B.C. lacks capacity for daily tests of thousands of workers

(Delta Police Department photo)
Cannabis edibles found in Halloween bag lead B.C. police to illegal lab

Delta police arrested a man and a woman while executing a warrant at a residential property Nov. 20

A woman being arrested at a Kelowna Value Village after refusing to wear a mask on Nov. 22.(@Jules50278750/Twitter)
VIDEO: Woman arrested for refusing to wear mask at Kelowna Value Village

RCMP claims the woman was uncooperative with officers, striking them a number of times and screaming

B.C. Liberal MLA Shirley Bond questions NDP government ministers in the B.C. legislature, Feb. 19, 2020. (Hansard TV)
Cabinet veteran Shirley Bond chosen interim leader of B.C. Liberals

28-member opposition prepares for December legislature session

Motorists wait to enter a Fraser Health COVID-19 testing facility, in Surrey, B.C., on Monday, November 9, 2020. THE CANADIAN PRESS/Darryl Dyck
COVID-19: What do rising positivity rates mean for B.C.? It’s not entirely clear

Coronavirus cases are on the rise but the province has not unveiled clear thresholds for further measures

A rider carves a path on Yanks Peak Saturday, Nov. 21. Two men from Prince George went missing on the mountain the next day. One of them, Colin Jalbert, made it back after digging out his sled from four feet under the snow. The other, Mike Harbak, is still missing. Local search and rescue teams went out looking Monday, Nov. 23. (Sam Fait Photo)
‘I could still be the one out there’: Snowmobiler rescued, 1 missing on northern B.C. mountain

As Quesnel search and rescue teams search for the remaining rider, Colin Jalbert is resting at home

More than 70 anglers participated in the bar-fishing demonstration fishery on Sept. 9, 2020 on the Fraser River near Chilliwack. DFO officers ticketed six people and seized four rods.
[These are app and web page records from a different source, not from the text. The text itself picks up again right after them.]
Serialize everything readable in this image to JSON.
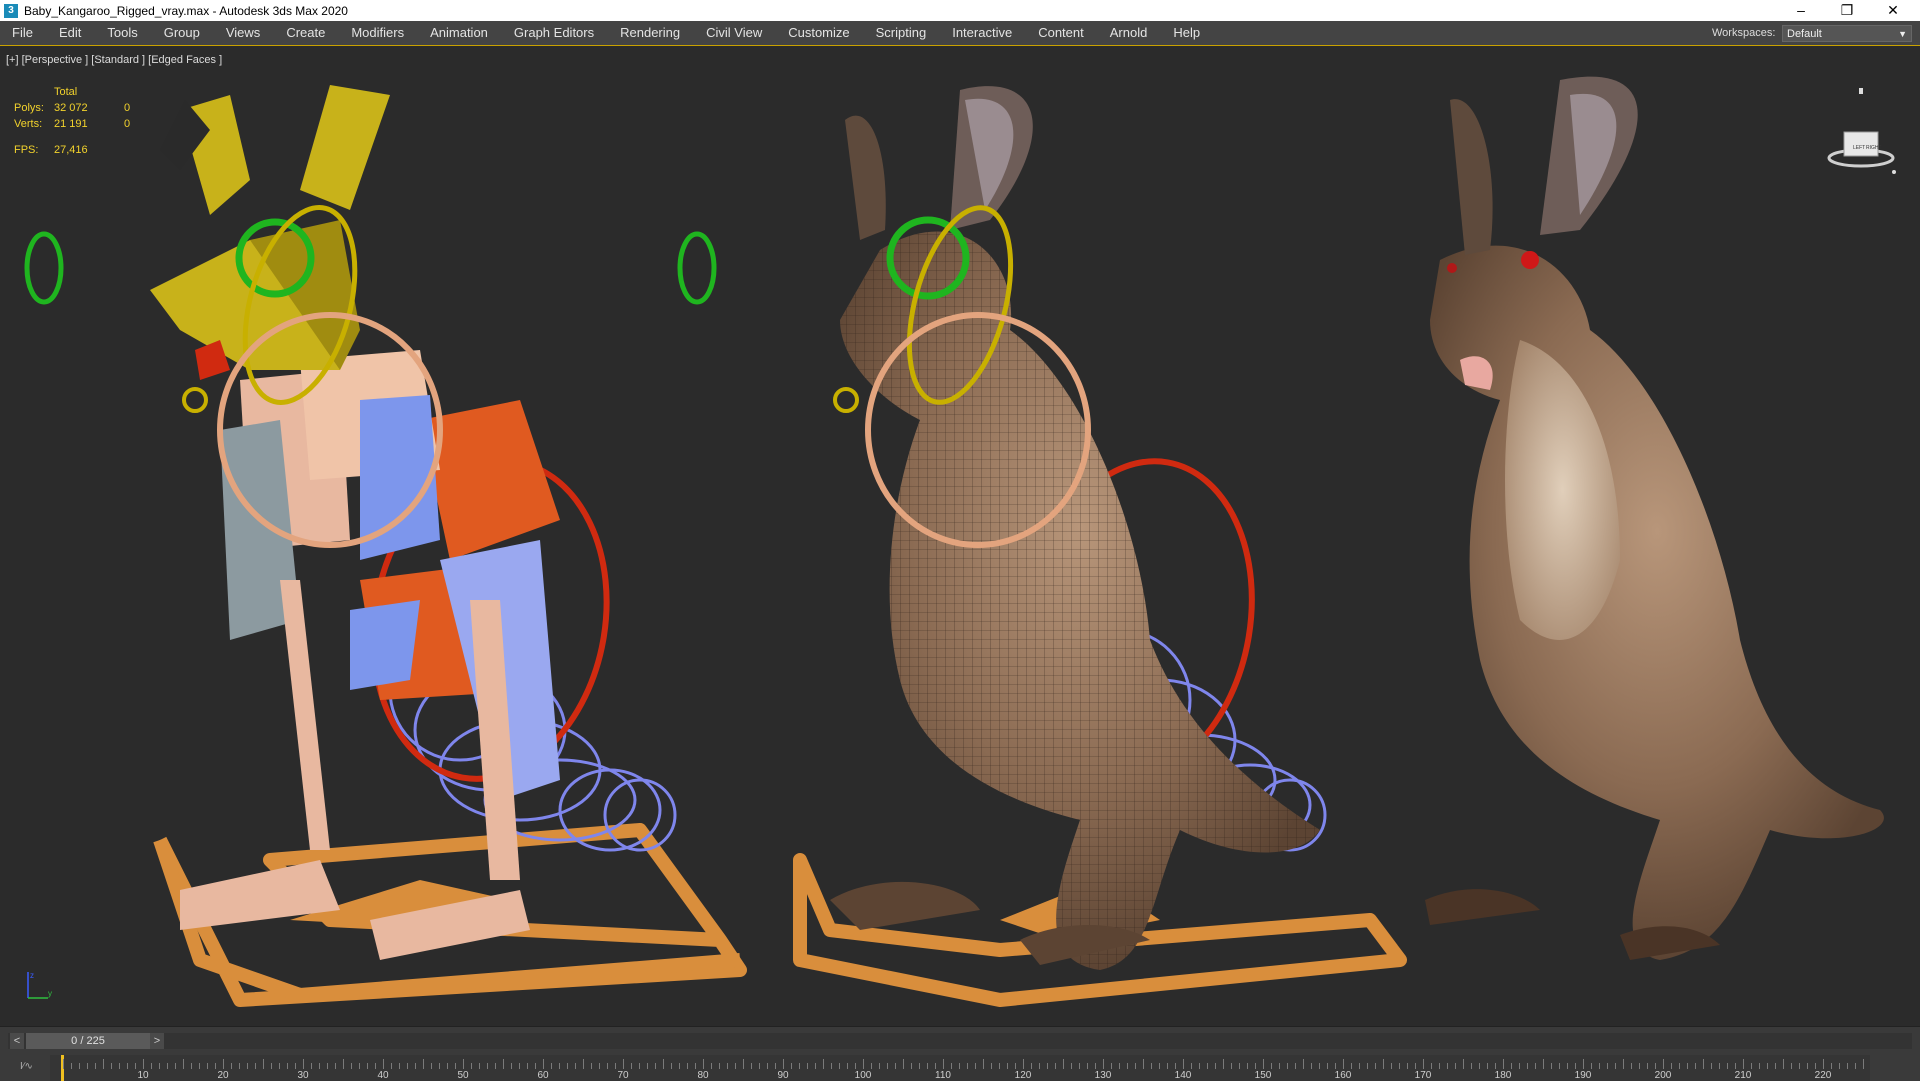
{
  "window": {
    "title": "Baby_Kangaroo_Rigged_vray.max - Autodesk 3ds Max 2020",
    "app_icon": "3",
    "minimize": "–",
    "restore": "❐",
    "close": "✕"
  },
  "menu": [
    "File",
    "Edit",
    "Tools",
    "Group",
    "Views",
    "Create",
    "Modifiers",
    "Animation",
    "Graph Editors",
    "Rendering",
    "Civil View",
    "Customize",
    "Scripting",
    "Interactive",
    "Content",
    "Arnold",
    "Help"
  ],
  "workspace": {
    "label": "Workspaces:",
    "value": "Default"
  },
  "viewport": {
    "label": "[+] [Perspective ] [Standard ] [Edged Faces ]",
    "stats": {
      "header": "Total",
      "polys_label": "Polys:",
      "polys_value": "32 072",
      "polys_sel": "0",
      "verts_label": "Verts:",
      "verts_value": "21 191",
      "verts_sel": "0",
      "fps_label": "FPS:",
      "fps_value": "27,416"
    },
    "navcube": {
      "left": "LEFT",
      "right": "RIGHT"
    },
    "axis": {
      "z": "z",
      "y": "y"
    }
  },
  "timeline": {
    "frame": "0 / 225",
    "prev": "<",
    "next": ">",
    "ruler_labels": [
      "10",
      "20",
      "30",
      "40",
      "50",
      "60",
      "70",
      "80",
      "90",
      "100",
      "110",
      "120",
      "130",
      "140",
      "150",
      "160",
      "170",
      "180",
      "190",
      "200",
      "210",
      "220"
    ],
    "mini_icon": "I∕∿"
  },
  "colors": {
    "accent": "#c9a200",
    "viewport_bg": "#2b2b2b",
    "stats_text": "#f2d22c",
    "ctrl_green": "#1fb51f",
    "ctrl_yellow": "#c8b000",
    "ctrl_orange": "#e3a47e",
    "ctrl_red": "#d02a10",
    "ctrl_blue": "#8080f0",
    "ctrl_base": "#e08a30"
  }
}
A court date is set for Dec. 1, 2020. (Jennifer Feinberg/ Chilliwack Progress file)
Anglers ticketed in Fraser River demonstration fishery heading to court

Sportfishing groups started a GoFundMe with almost $20K so far for legal defence of six anglers

Most Read